Check each line of the data below for the word "views", then extract the ones that have it.

Start of Data shown

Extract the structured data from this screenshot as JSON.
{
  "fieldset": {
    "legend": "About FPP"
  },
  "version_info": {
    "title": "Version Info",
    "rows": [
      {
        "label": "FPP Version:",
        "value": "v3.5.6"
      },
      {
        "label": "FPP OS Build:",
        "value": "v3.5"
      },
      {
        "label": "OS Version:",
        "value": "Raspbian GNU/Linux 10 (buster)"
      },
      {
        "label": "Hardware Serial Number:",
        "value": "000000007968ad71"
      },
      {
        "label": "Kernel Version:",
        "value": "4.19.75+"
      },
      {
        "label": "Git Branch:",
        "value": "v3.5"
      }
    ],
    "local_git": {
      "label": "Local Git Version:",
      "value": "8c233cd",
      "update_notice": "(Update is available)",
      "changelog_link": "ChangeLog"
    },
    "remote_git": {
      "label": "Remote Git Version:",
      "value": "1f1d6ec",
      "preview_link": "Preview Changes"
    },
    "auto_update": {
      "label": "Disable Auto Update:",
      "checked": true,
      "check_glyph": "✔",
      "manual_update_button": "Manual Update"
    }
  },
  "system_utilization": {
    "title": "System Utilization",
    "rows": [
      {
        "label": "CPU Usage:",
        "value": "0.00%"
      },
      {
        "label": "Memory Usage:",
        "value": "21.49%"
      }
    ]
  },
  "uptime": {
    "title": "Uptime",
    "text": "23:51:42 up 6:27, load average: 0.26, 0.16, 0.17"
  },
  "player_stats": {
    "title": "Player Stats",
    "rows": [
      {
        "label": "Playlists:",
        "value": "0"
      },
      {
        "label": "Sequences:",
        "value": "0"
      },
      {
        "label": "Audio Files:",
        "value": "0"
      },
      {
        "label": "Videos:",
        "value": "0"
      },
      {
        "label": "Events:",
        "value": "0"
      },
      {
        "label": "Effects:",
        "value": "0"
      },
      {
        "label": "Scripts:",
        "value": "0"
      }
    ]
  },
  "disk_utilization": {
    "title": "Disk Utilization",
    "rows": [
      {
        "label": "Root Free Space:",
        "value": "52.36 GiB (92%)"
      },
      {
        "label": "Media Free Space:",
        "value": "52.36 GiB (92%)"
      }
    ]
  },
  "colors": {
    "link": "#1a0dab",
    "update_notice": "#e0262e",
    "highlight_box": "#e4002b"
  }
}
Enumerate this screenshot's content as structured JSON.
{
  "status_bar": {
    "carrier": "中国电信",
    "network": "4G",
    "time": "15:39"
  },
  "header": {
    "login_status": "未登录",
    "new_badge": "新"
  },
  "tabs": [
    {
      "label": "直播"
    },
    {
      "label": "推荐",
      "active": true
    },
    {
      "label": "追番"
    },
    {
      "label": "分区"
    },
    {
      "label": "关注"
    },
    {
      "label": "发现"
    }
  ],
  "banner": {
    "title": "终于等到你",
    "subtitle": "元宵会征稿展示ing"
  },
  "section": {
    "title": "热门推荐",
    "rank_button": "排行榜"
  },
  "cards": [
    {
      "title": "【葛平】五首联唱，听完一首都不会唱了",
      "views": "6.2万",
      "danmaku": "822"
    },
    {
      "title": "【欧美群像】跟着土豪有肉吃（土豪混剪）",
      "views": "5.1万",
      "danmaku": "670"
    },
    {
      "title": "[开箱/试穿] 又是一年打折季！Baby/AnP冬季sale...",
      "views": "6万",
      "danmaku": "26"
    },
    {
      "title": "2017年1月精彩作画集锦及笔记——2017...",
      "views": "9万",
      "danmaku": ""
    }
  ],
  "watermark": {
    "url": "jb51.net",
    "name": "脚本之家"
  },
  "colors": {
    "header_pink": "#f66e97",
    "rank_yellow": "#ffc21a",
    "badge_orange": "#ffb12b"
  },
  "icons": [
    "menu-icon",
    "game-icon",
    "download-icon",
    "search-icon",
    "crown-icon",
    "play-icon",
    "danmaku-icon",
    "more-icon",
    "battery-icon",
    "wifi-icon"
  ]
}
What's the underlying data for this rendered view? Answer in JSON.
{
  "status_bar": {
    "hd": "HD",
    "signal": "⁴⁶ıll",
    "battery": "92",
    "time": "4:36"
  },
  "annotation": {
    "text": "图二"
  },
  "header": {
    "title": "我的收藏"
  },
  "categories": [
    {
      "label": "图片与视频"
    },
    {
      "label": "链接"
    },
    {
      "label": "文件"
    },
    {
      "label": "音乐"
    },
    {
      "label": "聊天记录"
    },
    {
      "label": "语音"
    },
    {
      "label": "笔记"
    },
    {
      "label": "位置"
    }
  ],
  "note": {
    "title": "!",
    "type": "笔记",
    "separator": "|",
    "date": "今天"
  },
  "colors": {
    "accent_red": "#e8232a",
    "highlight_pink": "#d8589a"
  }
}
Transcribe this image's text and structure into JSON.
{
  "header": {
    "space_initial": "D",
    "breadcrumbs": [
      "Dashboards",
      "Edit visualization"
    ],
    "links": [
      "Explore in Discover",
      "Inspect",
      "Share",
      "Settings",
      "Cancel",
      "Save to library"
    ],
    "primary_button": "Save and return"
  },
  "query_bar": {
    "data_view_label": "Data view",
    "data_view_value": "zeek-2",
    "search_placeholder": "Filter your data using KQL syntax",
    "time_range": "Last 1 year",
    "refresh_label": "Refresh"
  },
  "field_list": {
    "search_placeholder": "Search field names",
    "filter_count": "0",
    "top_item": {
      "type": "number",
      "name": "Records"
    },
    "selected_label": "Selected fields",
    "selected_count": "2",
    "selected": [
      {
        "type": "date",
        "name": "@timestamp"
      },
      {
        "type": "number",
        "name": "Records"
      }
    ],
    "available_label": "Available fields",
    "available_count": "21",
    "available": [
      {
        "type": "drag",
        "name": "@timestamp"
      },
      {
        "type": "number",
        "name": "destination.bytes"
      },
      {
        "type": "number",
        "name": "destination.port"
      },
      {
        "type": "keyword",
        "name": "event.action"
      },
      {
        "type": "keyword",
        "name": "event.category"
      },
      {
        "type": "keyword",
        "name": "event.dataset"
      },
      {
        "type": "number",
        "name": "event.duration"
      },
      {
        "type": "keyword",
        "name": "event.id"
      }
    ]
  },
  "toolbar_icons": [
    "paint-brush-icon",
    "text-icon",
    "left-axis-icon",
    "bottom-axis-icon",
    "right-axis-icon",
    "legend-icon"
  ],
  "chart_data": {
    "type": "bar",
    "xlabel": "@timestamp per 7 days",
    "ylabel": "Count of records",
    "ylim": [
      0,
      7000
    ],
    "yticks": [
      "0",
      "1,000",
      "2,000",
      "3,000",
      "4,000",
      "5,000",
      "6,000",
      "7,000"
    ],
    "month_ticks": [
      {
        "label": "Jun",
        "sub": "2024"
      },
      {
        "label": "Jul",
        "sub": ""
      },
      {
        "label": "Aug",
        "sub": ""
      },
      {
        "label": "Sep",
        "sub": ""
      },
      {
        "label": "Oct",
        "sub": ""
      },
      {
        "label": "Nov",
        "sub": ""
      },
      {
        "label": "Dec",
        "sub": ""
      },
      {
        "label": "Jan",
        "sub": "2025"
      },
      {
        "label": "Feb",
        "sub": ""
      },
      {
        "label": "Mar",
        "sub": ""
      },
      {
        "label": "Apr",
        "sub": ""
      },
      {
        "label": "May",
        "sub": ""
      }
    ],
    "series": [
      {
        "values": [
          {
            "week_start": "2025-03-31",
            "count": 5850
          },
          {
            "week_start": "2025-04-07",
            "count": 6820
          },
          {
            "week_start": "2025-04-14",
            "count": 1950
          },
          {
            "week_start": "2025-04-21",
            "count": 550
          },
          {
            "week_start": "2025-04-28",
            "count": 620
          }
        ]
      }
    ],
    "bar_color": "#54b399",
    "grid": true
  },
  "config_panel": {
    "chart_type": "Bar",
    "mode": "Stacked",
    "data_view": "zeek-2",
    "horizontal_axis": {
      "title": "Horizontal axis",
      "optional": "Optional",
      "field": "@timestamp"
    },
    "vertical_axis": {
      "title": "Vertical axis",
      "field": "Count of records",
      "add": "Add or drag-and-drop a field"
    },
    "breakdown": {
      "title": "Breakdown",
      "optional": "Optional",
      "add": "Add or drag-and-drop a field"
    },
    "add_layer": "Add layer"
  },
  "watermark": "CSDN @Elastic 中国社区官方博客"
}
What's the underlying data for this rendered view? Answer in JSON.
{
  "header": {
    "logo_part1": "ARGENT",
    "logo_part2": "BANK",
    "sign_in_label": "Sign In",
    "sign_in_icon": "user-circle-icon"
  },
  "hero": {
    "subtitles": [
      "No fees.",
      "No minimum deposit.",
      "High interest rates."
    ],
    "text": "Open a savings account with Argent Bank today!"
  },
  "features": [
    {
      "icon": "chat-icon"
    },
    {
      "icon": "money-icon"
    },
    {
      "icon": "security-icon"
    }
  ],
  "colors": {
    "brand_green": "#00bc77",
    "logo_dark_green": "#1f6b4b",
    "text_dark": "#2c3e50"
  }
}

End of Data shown

* **Task output**:
      "views": "6.2万",
      "views": "5.1万",
      "views": "6万",
      "views": "9万",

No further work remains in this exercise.